Information given =
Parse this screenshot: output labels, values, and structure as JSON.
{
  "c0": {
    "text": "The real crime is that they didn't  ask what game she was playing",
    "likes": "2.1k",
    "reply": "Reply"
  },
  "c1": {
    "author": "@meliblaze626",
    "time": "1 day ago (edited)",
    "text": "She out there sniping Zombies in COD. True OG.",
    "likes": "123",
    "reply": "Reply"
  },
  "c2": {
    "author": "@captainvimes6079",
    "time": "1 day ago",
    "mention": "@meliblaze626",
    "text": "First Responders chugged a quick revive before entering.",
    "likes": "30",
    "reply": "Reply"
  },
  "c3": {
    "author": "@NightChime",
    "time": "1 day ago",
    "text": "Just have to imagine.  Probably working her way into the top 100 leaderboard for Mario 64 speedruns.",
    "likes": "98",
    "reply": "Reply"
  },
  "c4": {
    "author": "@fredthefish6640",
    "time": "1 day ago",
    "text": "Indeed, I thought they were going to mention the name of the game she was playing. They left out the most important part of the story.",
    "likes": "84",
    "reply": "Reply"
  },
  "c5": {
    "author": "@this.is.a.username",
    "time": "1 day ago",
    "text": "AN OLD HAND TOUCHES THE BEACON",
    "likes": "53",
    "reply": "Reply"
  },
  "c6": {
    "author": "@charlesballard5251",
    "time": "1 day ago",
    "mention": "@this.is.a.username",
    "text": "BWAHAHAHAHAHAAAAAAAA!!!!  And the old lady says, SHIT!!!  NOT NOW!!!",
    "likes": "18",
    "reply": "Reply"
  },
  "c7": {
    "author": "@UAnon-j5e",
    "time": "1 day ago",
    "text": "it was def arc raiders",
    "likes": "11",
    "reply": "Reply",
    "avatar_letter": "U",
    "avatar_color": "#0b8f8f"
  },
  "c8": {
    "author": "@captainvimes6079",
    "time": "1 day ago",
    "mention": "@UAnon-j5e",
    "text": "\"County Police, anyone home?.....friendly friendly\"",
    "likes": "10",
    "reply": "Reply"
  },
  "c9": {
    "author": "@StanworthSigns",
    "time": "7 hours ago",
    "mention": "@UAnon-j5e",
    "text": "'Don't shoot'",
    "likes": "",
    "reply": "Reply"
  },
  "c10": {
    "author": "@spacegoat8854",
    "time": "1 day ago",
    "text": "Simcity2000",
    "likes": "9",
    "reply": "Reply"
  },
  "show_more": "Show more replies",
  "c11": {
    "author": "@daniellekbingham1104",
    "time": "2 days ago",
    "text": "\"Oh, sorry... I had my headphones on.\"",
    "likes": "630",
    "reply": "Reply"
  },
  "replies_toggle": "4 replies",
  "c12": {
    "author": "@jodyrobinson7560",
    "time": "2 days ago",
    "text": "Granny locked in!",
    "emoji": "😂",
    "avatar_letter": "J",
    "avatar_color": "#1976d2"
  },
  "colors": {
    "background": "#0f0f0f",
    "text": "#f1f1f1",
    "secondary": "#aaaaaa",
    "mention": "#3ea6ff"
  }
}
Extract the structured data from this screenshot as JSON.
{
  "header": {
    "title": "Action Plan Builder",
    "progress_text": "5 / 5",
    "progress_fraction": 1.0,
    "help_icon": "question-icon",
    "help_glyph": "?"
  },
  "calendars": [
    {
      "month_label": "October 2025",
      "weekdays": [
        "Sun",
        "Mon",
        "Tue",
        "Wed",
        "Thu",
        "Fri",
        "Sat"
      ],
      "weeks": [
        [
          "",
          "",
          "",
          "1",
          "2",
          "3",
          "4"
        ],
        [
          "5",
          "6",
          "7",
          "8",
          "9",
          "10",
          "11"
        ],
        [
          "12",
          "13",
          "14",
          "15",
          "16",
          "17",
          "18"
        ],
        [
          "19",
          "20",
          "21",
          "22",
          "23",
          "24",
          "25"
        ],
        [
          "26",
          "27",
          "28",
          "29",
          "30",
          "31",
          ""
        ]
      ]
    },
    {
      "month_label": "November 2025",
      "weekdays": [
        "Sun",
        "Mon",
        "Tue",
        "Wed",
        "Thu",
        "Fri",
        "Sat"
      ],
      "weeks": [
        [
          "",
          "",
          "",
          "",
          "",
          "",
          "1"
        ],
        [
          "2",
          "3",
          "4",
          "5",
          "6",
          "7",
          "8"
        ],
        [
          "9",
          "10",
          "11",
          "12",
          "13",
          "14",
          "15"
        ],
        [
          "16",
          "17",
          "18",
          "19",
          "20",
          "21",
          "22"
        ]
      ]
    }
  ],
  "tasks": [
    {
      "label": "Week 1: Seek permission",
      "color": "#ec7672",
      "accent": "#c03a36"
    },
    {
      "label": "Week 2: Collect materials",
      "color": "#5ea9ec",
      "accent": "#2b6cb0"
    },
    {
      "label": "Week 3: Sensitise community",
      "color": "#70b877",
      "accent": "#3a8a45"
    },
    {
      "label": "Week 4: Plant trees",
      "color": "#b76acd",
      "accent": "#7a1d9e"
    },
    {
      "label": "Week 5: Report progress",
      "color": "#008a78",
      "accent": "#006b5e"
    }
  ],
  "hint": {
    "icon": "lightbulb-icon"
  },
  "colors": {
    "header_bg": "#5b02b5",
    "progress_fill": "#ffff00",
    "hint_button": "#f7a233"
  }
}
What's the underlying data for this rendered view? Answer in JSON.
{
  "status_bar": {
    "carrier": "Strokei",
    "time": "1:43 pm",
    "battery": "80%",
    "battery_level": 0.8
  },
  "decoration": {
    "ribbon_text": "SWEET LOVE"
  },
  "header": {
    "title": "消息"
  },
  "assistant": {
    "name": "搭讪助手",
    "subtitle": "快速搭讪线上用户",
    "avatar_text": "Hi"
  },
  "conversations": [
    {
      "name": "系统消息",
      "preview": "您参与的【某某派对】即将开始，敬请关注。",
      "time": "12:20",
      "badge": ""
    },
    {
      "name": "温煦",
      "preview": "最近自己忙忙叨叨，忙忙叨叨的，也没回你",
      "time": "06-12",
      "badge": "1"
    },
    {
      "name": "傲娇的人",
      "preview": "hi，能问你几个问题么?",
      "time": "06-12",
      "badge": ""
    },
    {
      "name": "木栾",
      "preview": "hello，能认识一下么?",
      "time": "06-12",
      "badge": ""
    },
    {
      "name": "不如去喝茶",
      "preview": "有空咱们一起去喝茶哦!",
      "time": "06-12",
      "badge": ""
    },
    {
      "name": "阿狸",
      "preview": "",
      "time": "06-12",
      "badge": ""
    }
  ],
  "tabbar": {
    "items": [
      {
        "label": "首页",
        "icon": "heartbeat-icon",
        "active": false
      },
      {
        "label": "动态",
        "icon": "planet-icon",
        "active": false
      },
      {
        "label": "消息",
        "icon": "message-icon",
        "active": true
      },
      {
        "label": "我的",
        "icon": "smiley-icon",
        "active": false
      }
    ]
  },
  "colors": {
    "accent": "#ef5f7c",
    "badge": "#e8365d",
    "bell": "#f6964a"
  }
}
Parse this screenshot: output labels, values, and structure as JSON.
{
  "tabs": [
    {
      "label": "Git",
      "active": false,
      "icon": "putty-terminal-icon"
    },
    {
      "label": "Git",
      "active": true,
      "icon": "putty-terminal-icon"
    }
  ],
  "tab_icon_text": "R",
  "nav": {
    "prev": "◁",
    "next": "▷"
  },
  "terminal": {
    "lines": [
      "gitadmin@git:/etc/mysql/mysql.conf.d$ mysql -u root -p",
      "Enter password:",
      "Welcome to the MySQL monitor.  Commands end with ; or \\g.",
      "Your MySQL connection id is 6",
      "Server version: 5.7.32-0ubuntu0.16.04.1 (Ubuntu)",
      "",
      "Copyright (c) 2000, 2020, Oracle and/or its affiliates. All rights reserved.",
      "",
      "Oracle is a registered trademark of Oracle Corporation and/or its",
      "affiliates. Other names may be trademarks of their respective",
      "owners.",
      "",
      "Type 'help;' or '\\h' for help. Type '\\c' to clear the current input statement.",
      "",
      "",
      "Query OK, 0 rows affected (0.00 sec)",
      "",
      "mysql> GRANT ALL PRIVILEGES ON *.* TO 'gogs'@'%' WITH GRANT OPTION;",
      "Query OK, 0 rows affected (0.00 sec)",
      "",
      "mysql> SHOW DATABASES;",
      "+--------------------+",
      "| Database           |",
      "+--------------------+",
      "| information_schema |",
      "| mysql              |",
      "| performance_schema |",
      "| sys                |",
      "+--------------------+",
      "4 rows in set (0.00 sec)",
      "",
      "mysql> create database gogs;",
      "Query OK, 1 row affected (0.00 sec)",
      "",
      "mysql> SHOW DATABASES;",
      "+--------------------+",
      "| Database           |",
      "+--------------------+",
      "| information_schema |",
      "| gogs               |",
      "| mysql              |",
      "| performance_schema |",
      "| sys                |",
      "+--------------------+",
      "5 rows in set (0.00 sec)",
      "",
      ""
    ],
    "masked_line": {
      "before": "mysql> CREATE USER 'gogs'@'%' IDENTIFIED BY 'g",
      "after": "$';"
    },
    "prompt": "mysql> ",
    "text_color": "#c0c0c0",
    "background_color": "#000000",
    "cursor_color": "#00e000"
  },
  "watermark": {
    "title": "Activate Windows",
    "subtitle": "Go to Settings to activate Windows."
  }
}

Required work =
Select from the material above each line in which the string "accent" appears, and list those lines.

Result =
      "accent": "#c03a36"
      "accent": "#2b6cb0"
      "accent": "#3a8a45"
      "accent": "#7a1d9e"
      "accent": "#006b5e"
    "accent": "#ef5f7c",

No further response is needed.